The detail on diabetes gets to be a bit overlong. While having such detail draws the reader more deeply into what Dean faces, it also tends to bewilder. At some points, frankly, eyes will glaze over and a bit more editing here for the general reader would have been nice. That said, the author must either have diabetes or know someone who does, because everything she writes on both its physical and psychological dimensions seems bang on and very convincing.
There is also a bit of “disaster fatigue” here. Dean seems barely able to pull his head above the parapet when something else awful happens to him or someone he cares about. Really, if the Winchester luck were really that bad, it is a wonder that they were not eaten by a Rakshasa a long time ago. For the most part, each problem is plausible, but strung together Dean starts to look a little like Mr. Magoo.

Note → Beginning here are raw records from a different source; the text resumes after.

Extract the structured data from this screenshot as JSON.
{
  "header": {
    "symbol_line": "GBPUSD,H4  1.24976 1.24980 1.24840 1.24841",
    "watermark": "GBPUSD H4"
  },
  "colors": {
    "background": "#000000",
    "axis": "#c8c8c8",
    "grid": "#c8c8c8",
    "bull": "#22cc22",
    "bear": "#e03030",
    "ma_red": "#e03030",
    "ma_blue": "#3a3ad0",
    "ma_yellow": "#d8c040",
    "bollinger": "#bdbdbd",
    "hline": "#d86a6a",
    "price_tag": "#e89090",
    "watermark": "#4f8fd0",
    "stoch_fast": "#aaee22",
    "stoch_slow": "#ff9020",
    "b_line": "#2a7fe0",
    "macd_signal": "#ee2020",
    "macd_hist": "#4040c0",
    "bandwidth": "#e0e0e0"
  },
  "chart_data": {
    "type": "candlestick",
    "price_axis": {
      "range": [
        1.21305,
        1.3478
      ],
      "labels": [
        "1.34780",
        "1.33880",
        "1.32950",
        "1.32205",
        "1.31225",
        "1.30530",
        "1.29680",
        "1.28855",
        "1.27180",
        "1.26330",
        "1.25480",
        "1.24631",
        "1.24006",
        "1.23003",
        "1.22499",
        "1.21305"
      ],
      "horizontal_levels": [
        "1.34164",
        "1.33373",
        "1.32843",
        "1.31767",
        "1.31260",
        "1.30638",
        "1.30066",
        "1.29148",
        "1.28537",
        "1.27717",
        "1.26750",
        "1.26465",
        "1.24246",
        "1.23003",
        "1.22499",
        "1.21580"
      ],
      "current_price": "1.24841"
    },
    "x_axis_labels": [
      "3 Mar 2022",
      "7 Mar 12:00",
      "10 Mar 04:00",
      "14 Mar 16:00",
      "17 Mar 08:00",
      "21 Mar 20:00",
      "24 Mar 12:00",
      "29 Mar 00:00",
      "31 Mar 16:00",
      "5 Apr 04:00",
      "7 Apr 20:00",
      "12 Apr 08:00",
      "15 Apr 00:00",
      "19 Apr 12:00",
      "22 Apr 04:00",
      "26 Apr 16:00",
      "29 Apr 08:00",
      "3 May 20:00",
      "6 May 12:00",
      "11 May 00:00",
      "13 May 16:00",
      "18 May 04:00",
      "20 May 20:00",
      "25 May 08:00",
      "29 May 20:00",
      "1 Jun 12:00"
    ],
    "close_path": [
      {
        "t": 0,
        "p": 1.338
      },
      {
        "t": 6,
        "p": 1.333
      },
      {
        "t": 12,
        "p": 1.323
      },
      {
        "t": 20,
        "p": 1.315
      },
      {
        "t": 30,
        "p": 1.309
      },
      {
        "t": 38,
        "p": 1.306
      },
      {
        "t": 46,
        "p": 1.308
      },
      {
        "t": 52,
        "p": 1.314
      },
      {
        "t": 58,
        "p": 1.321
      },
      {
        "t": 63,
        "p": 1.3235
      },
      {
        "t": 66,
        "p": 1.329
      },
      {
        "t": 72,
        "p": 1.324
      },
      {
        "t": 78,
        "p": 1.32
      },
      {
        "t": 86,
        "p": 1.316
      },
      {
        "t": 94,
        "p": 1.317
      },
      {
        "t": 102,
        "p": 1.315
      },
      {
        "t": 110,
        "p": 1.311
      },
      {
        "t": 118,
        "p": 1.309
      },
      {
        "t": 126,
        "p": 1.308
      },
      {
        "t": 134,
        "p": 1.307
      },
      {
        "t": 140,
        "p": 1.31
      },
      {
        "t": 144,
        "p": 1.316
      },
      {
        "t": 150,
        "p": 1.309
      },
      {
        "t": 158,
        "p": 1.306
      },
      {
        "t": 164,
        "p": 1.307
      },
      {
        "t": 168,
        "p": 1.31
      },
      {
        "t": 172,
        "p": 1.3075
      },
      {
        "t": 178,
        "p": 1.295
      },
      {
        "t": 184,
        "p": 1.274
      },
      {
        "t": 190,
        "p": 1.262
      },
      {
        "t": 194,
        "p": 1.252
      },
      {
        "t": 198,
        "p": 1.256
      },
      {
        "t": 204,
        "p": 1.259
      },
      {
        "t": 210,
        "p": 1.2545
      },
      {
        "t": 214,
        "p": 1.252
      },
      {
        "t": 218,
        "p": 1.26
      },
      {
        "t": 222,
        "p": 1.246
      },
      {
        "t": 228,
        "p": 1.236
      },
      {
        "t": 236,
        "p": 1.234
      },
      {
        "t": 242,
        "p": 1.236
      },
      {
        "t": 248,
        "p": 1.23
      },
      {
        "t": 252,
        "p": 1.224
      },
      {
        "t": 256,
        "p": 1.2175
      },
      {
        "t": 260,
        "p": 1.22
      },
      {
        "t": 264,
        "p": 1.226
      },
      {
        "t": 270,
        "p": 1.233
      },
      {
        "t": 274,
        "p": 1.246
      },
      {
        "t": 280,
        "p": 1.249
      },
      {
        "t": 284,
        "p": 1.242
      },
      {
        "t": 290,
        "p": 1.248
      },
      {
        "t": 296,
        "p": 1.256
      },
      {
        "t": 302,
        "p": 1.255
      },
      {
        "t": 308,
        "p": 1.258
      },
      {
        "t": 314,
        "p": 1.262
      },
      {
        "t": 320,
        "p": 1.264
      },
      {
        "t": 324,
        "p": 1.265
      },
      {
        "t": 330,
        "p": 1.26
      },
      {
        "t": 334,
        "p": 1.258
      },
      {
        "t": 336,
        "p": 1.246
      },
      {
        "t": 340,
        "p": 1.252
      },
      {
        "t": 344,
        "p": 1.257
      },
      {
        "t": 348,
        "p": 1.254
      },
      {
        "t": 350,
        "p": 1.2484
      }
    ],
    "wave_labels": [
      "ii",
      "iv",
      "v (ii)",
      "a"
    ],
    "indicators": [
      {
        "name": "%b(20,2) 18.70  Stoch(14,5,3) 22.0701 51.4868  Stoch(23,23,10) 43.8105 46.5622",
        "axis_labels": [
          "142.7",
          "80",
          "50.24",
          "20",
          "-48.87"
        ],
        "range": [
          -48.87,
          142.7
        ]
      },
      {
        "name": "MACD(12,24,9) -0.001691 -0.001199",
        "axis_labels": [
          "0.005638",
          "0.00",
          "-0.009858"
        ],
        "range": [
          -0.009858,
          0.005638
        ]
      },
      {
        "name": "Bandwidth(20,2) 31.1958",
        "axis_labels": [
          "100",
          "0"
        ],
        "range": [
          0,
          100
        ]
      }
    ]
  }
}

As far as the boy’s names are concerned – Samuel Francis Winchester and Johnathan Dean Winchester – the latter is a problem. Both are a problem in that, according to Jared Padalecki, the show’s writers have not assigned either boy a middle name, so the potential exists that at some future date, this bit of WPA might be contradicted. More important though, while naming Dean after his father would seem in keeping with what John and Mary might have done, as an exercise for the reader (and viewer) it causes a slight headache. The reader must constantly stop to remind himself just who it is the author is referring to. While this is kept to a minimum – Dean is usually simply called Dean – it is still distracting. It would have been better to keep Dean AS Dean and not as a middle name. (May I suggest, per another piece of fan fiction – Dean Scott Winchester? )
Finally, one bit of the mythology that the writer may have made a mistake on regards Dean’s neck chain. In WPA, the amulet on the chain is given to Dean by Bobby to cure him. However, as we know from “A Supernatural Christmas,” the chain was a gift from Sam – with no supernatural attributes. In fairness, the author does not make clear if the amulet in the story is the same one that viewers see Dean wearing on the show. However, if that was the intention, it is a break with the mythology and many readers who are fans of the show may object. That said, it is not certain and as the author has promised a sequel to WPA, perhaps the matter will be clarified in the future.
In the end, WPA ends on a poignant and sad note. It is a note we saw in “What is and What Must Never Be,” but is more painful because, unlike the Jin’s induced fantasy, this is a “true” story, and the pain of all is palpable. The dark clouds of the future hang over WPA and one becomes wistful. This is helped by the author’s skilful handling of language. She knows how to write a scene and to create powerful emotions and it is a safe assumption that many a reader will find tears welling up in their eyes if not rolling down their cheeks.
The author of WPA has created a story that compares not unfavorably to R.F. Delderfield’s “To Serve Them All My Days,” and it is a stunning accomplishment. That is high praise and it is every ounce deserved. From inside jokes – Dean asking his brother, “Are you psychic or something?” - to heart rending emotion – Dean finally breaking down in his father’s arms – the author of WPA has scarcely put a foot wrong. To say no more, WPA is a long read, but it is worth every minute.
P.S. To the author: I saw all of your various pleas for a review and I ached to respond. However, I hope that you will not mind that I waited till the story was completed. The ease with which a writer can lose his way is so great that it is a hazard to write an early review. That you kept up such a high standard from start to finish is a real tribute to your talent and skill and I hope you will consider writing professionally. You are THAT good!